▸ **Task item**
The records below are to be repeated exactly, minus any pictures.
################
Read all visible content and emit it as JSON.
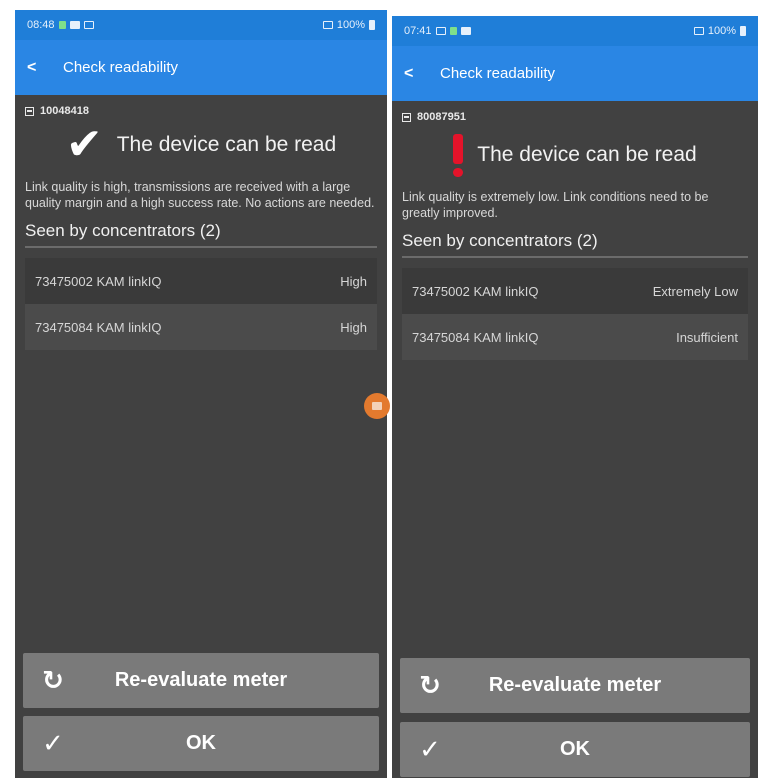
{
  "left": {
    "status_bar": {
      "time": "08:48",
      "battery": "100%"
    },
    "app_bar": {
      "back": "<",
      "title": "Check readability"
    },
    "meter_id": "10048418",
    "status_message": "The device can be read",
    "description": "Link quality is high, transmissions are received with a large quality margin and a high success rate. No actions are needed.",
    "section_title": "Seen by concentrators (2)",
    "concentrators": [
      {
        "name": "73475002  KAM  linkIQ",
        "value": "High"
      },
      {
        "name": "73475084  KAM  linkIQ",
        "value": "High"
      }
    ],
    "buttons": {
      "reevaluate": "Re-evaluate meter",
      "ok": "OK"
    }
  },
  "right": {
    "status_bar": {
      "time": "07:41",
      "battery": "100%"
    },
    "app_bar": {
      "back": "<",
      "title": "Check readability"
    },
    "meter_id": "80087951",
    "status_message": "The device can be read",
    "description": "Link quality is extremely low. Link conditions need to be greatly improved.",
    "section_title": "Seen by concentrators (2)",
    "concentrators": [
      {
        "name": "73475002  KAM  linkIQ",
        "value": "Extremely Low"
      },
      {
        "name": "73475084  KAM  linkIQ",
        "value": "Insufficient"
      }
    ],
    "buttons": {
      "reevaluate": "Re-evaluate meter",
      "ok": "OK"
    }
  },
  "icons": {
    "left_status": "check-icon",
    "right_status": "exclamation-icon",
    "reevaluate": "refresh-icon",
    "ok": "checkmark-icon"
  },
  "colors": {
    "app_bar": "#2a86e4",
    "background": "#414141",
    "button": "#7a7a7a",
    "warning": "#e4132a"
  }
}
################
▸ **Reply to the exercise**
Read all visible content and emit it as JSON.
{
  "left": {
    "status_bar": {
      "time": "08:48",
      "battery": "100%"
    },
    "app_bar": {
      "back": "<",
      "title": "Check readability"
    },
    "meter_id": "10048418",
    "status_message": "The device can be read",
    "description": "Link quality is high, transmissions are received with a large quality margin and a high success rate. No actions are needed.",
    "section_title": "Seen by concentrators (2)",
    "concentrators": [
      {
        "name": "73475002  KAM  linkIQ",
        "value": "High"
      },
      {
        "name": "73475084  KAM  linkIQ",
        "value": "High"
      }
    ],
    "buttons": {
      "reevaluate": "Re-evaluate meter",
      "ok": "OK"
    }
  },
  "right": {
    "status_bar": {
      "time": "07:41",
      "battery": "100%"
    },
    "app_bar": {
      "back": "<",
      "title": "Check readability"
    },
    "meter_id": "80087951",
    "status_message": "The device can be read",
    "description": "Link quality is extremely low. Link conditions need to be greatly improved.",
    "section_title": "Seen by concentrators (2)",
    "concentrators": [
      {
        "name": "73475002  KAM  linkIQ",
        "value": "Extremely Low"
      },
      {
        "name": "73475084  KAM  linkIQ",
        "value": "Insufficient"
      }
    ],
    "buttons": {
      "reevaluate": "Re-evaluate meter",
      "ok": "OK"
    }
  },
  "icons": {
    "left_status": "check-icon",
    "right_status": "exclamation-icon",
    "reevaluate": "refresh-icon",
    "ok": "checkmark-icon"
  },
  "colors": {
    "app_bar": "#2a86e4",
    "background": "#414141",
    "button": "#7a7a7a",
    "warning": "#e4132a"
  }
}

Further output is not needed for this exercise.